Combo Therapy Helps Cut High Blood Pressure
Drug study finds black patients benefited from switching to Lotrel
TUESDAY, June 25, 2002 (HealthDayNews) -- Combination drug therapy may help control the high blood pressure that's so prevalent among black people, says new research.
The study included 2,055 black patients evaluated in more than 1,500 centers across the United States. The people in the study were switched from taking the high blood pressure drug amlodipine (Norvasc) to a combination of two drugs -- amlodipine and benazepril -- contained in a single capsule that goes by the brand name Lotrel.
After four weeks of treatment, those receiving the combination drug therapy had average reductions of their diastolic and systolic blood pressures of 10.4 and 13.9 points, respectively.
Swelling in the feet and legs improved in 81 percent of the people on the combination therapy, the study says.
The study, which appears in the June issue of the American Journal of Hypertension, was presented at the recent annual meeting of the International Society on Hypertension in Blacks and sponsored by Novartis Pharmaceuticals, which makes Lotrel.

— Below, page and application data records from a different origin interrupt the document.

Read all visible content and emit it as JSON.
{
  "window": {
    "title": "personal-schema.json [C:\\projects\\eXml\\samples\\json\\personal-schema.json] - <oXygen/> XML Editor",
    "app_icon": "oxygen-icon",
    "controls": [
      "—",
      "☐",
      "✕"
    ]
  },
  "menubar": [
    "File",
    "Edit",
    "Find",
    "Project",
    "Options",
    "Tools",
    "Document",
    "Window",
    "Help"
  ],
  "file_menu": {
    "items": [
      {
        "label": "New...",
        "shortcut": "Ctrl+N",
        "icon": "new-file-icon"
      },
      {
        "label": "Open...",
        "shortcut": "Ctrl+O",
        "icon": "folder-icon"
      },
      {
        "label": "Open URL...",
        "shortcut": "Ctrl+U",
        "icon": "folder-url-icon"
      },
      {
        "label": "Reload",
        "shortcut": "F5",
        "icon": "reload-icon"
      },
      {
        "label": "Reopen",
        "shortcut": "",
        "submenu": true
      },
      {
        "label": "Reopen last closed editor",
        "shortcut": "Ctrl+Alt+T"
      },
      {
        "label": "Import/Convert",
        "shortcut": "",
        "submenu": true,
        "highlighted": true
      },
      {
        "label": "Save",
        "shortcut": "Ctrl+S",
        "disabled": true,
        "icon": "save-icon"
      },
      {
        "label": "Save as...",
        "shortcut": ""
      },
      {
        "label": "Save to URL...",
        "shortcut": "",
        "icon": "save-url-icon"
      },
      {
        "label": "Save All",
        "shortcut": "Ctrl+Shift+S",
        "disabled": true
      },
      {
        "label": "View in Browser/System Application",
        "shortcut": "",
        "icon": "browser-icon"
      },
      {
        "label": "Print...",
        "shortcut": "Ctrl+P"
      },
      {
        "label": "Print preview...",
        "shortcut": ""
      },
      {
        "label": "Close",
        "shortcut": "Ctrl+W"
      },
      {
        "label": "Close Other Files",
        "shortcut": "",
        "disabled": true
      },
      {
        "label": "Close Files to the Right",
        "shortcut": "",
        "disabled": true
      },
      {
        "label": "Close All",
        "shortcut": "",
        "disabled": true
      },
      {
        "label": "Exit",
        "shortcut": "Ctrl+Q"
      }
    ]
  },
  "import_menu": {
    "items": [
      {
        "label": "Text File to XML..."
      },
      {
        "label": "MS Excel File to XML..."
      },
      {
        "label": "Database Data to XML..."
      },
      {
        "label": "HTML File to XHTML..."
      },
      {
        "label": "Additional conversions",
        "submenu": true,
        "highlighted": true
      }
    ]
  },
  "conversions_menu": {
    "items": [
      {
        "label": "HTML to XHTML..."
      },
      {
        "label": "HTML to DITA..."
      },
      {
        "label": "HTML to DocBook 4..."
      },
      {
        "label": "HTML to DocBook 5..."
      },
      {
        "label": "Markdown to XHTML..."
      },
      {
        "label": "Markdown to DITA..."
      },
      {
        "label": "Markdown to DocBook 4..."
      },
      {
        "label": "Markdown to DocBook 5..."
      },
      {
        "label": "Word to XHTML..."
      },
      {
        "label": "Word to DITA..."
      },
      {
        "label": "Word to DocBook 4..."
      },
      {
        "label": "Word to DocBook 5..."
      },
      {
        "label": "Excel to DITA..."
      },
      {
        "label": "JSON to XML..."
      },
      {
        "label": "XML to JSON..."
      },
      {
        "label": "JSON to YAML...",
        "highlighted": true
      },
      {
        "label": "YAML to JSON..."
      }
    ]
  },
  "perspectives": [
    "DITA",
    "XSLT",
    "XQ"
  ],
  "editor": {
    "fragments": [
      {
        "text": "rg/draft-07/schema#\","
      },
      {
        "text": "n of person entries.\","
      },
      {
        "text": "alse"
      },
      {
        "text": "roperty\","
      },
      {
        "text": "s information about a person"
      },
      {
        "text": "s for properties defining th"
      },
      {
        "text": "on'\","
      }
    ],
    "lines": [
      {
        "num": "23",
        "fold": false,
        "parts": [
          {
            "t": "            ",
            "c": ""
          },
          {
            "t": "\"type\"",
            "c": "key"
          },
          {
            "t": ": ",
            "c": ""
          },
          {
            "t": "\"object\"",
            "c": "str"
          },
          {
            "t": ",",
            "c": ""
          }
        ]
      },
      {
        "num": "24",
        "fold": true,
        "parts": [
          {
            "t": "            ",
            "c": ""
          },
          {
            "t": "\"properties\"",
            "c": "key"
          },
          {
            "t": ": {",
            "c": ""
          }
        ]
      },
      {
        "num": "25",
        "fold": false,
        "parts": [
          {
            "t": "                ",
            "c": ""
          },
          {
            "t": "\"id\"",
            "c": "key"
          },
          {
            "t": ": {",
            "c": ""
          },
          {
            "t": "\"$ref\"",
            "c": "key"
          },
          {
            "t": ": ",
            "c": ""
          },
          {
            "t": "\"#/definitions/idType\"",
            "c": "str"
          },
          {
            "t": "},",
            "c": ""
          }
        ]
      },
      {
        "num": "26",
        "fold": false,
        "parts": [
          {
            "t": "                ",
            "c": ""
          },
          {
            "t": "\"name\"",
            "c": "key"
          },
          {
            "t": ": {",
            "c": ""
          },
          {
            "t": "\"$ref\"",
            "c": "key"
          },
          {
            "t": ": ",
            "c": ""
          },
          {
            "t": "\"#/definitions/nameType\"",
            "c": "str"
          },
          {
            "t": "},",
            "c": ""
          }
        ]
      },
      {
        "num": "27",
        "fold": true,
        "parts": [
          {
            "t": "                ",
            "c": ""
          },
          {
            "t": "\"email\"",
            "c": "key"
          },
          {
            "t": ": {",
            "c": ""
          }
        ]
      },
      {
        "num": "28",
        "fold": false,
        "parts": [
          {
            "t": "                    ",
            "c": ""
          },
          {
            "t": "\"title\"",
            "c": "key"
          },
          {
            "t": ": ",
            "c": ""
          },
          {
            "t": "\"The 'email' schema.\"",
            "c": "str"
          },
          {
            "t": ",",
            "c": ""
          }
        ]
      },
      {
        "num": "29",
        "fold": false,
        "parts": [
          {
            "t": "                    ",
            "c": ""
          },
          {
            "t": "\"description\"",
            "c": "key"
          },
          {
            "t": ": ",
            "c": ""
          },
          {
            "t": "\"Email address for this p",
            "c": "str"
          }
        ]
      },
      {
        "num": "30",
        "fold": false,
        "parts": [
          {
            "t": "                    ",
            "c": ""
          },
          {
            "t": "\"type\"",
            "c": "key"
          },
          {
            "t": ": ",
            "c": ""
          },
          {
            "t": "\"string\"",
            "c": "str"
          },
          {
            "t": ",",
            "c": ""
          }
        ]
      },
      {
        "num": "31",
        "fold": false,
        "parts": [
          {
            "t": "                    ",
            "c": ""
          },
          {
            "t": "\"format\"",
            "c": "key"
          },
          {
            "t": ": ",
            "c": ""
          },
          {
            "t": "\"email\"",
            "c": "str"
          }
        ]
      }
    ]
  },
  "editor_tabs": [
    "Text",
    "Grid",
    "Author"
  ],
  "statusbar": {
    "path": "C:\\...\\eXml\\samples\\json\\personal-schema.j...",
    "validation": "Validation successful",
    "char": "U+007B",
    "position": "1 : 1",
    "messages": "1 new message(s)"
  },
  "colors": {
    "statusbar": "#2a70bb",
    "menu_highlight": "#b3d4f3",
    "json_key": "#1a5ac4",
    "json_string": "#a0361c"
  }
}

High blood pressure is a serious health issue for blacks. Compared to whites, blacks with hypertension are 80 percent more likely to die from stroke, 50 percent more likely to die of a heart attack and six times more likely to get kidney disease.
The National Heart, Lung, and Blood Institute offers a complete guide to lowering high blood pressure.